(Corrects to clarify data is from 2022 report, covering 2021 data)
By Jennifer Rigby
LONDON (Reuters) – Efforts to tackle AIDS, tuberculosis and malaria began to recover last year after being hit hard by the COVID-19 pandemic in 2020, but the world is still not on track to defeat these killer diseases, according to a report.
In its 2022 report, released on Monday, the Global Fund to Fight AIDS, Tuberculosis and Malaria said the numbers of people reached with treatment and prevention efforts rebounded last year after declining for the first time in almost 20 years in 2020.
However, all the ground lost has not been regained, said Peter Sands, head of the Fund, a public/private alliance based in Geneva.
“Most countries have done an impressive job of bouncing back from the terrible disruption of 2020 … but we are not where we want to be. Far too many people are still dying of these diseases,” he told Reuters last week.
For example, the numbers treated for tuberculosis fell by 19% in 2020, to 4.5 million. In 2021, this went back up by 12%, to 5.3 million – still just below the 5.5 million on treatment pre-pandemic. While malaria and AIDS programmes did exceed 2019 levels, the pandemic’s impact means they are still off-track on the aim of ending the diseases by 2030.

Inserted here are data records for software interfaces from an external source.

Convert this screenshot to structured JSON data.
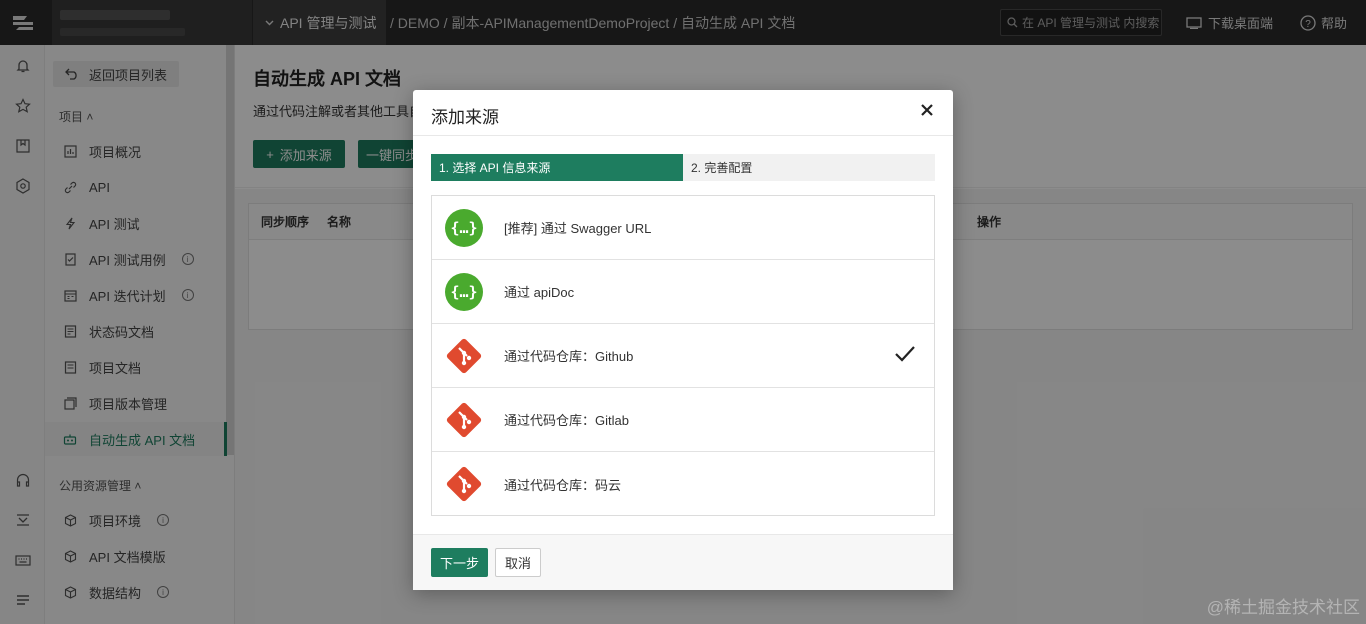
{
  "topbar": {
    "project_menu": "API 管理与测试",
    "breadcrumb": "/ DEMO / 副本-APIManagementDemoProject / 自动生成 API 文档",
    "search_placeholder": "在 API 管理与测试 内搜索",
    "download_label": "下载桌面端",
    "help_label": "帮助"
  },
  "sidebar": {
    "back_label": "返回项目列表",
    "section_project": "项目",
    "items": [
      {
        "label": "项目概况",
        "icon": "dashboard-icon"
      },
      {
        "label": "API",
        "icon": "link-icon"
      },
      {
        "label": "API 测试",
        "icon": "lightning-icon"
      },
      {
        "label": "API 测试用例",
        "icon": "checklist-icon",
        "info": true
      },
      {
        "label": "API 迭代计划",
        "icon": "calendar-icon",
        "info": true
      },
      {
        "label": "状态码文档",
        "icon": "document-icon"
      },
      {
        "label": "项目文档",
        "icon": "file-icon"
      },
      {
        "label": "项目版本管理",
        "icon": "versions-icon"
      },
      {
        "label": "自动生成 API 文档",
        "icon": "robot-icon"
      }
    ],
    "section_public": "公用资源管理",
    "public_items": [
      {
        "label": "项目环境",
        "icon": "cube-icon",
        "info": true
      },
      {
        "label": "API 文档模版",
        "icon": "cube-icon"
      },
      {
        "label": "数据结构",
        "icon": "cube-icon",
        "info": true
      }
    ],
    "info_glyph": "i"
  },
  "main": {
    "title": "自动生成 API 文档",
    "description": "通过代码注解或者其他工具自动",
    "add_button": "添加来源",
    "sync_button": "一键同步",
    "columns": [
      "同步顺序",
      "名称",
      "操作"
    ]
  },
  "modal": {
    "title": "添加来源",
    "steps": [
      "1. 选择 API 信息来源",
      "2. 完善配置"
    ],
    "options": [
      {
        "label": "[推荐] 通过 Swagger URL",
        "icon": "swagger-icon",
        "selected": false
      },
      {
        "label": "通过 apiDoc",
        "icon": "swagger-icon",
        "selected": false
      },
      {
        "label": "通过代码仓库：Github",
        "icon": "git-icon",
        "selected": true
      },
      {
        "label": "通过代码仓库：Gitlab",
        "icon": "git-icon",
        "selected": false
      },
      {
        "label": "通过代码仓库：码云",
        "icon": "git-icon",
        "selected": false
      }
    ],
    "next_button": "下一步",
    "cancel_button": "取消"
  },
  "watermark": "@稀土掘金技术社区",
  "colors": {
    "primary": "#1e7d5f",
    "swagger": "#4aaa2e",
    "git": "#e04a2f",
    "topbar": "#2b2b2b"
  }
}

Sands also warned that the impact of the global food crisis, exacerbated by Russia’s invasion of Ukraine, would make the situation worse.

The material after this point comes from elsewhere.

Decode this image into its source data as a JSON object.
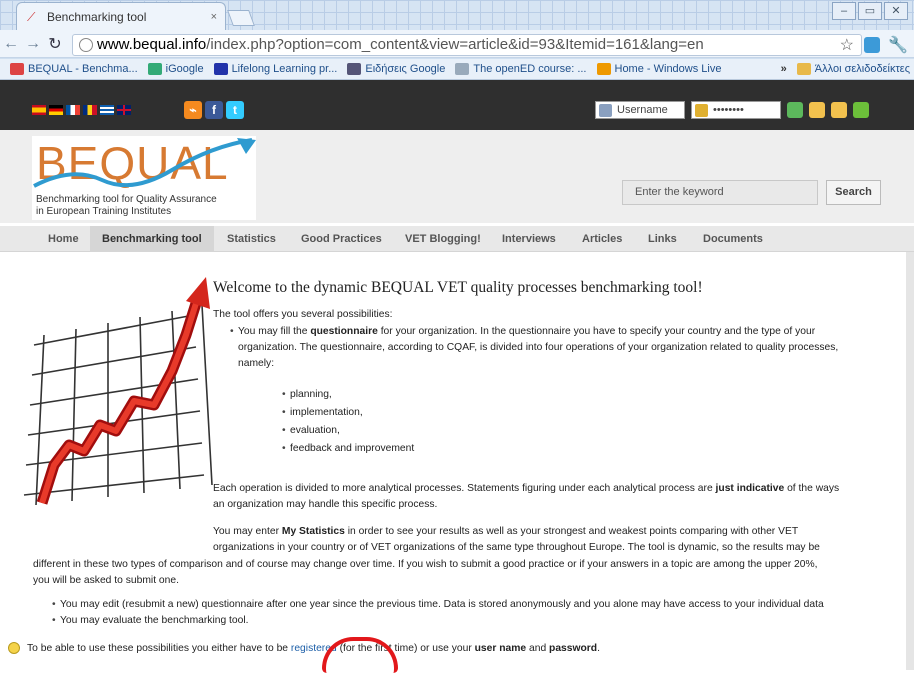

Infectious diseases are usually much deadlier for people whose bodies are weakened by malnutrition, and they also do not respond as well to treatment or prevention efforts. As such, Sands said it was “likely” that the Fund would have to work with partners to provide more nutritional support than it ever has before in order to continue to save lives.

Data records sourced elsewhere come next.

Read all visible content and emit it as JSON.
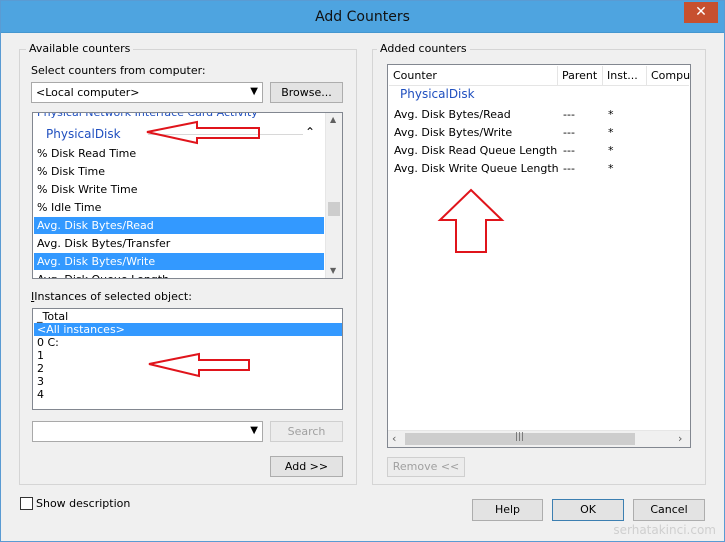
{
  "window": {
    "title": "Add Counters",
    "close_glyph": "✕"
  },
  "available": {
    "group_label": "Available counters",
    "computer_label": "Select counters from computer:",
    "computer_value": "<Local computer>",
    "browse_label": "Browse...",
    "cut_top_item": "Physical Network Interface Card Activity",
    "category": "PhysicalDisk",
    "counters": [
      {
        "label": "% Disk Read Time",
        "selected": false
      },
      {
        "label": "% Disk Time",
        "selected": false
      },
      {
        "label": "% Disk Write Time",
        "selected": false
      },
      {
        "label": "% Idle Time",
        "selected": false
      },
      {
        "label": "Avg. Disk Bytes/Read",
        "selected": true
      },
      {
        "label": "Avg. Disk Bytes/Transfer",
        "selected": false
      },
      {
        "label": "Avg. Disk Bytes/Write",
        "selected": true
      }
    ],
    "cut_bottom_item": "Avg. Disk Queue Length",
    "instances_label": "Instances of selected object:",
    "instances": [
      {
        "label": "_Total",
        "selected": false
      },
      {
        "label": "<All instances>",
        "selected": true
      },
      {
        "label": "0 C:",
        "selected": false
      },
      {
        "label": "1",
        "selected": false
      },
      {
        "label": "2",
        "selected": false
      },
      {
        "label": "3",
        "selected": false
      },
      {
        "label": "4",
        "selected": false
      }
    ],
    "search_value": "",
    "search_label": "Search",
    "add_label": "Add >>"
  },
  "added": {
    "group_label": "Added counters",
    "columns": [
      "Counter",
      "Parent",
      "Inst...",
      "Comput"
    ],
    "category": "PhysicalDisk",
    "rows": [
      {
        "counter": "Avg. Disk Bytes/Read",
        "parent": "---",
        "instance": "*"
      },
      {
        "counter": "Avg. Disk Bytes/Write",
        "parent": "---",
        "instance": "*"
      },
      {
        "counter": "Avg. Disk Read Queue Length",
        "parent": "---",
        "instance": "*"
      },
      {
        "counter": "Avg. Disk Write Queue Length",
        "parent": "---",
        "instance": "*"
      }
    ],
    "remove_label": "Remove <<"
  },
  "footer": {
    "show_description": "Show description",
    "help_label": "Help",
    "ok_label": "OK",
    "cancel_label": "Cancel"
  },
  "watermark": "serhatakinci.com",
  "colors": {
    "titlebar": "#4ea4e0",
    "selection": "#3399ff",
    "category_text": "#1f4fbf",
    "annotation_arrow": "#e0141b"
  }
}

The report estimates that the Fund’s work with countries has saved around 50 million lives since its inception in 2002. It spent $4.4 billion to mitigate the impact of COVID-19 on its key areas, and fight the pandemic, from March 2020 on.
To continue its work, the Global Fund is now aiming to raise $18 billion for its next three-year funding cycle, from governments, civil society and the private sector. It has already raised more than a third of the total and there are plans for a pledging conference next week, hosted by U.S. President Joe Biden.
(This story corrects to clarify data is from 2022 report, covering 2021 data)
(Reporting by Jennifer Rigby; Editing by Alison Williams)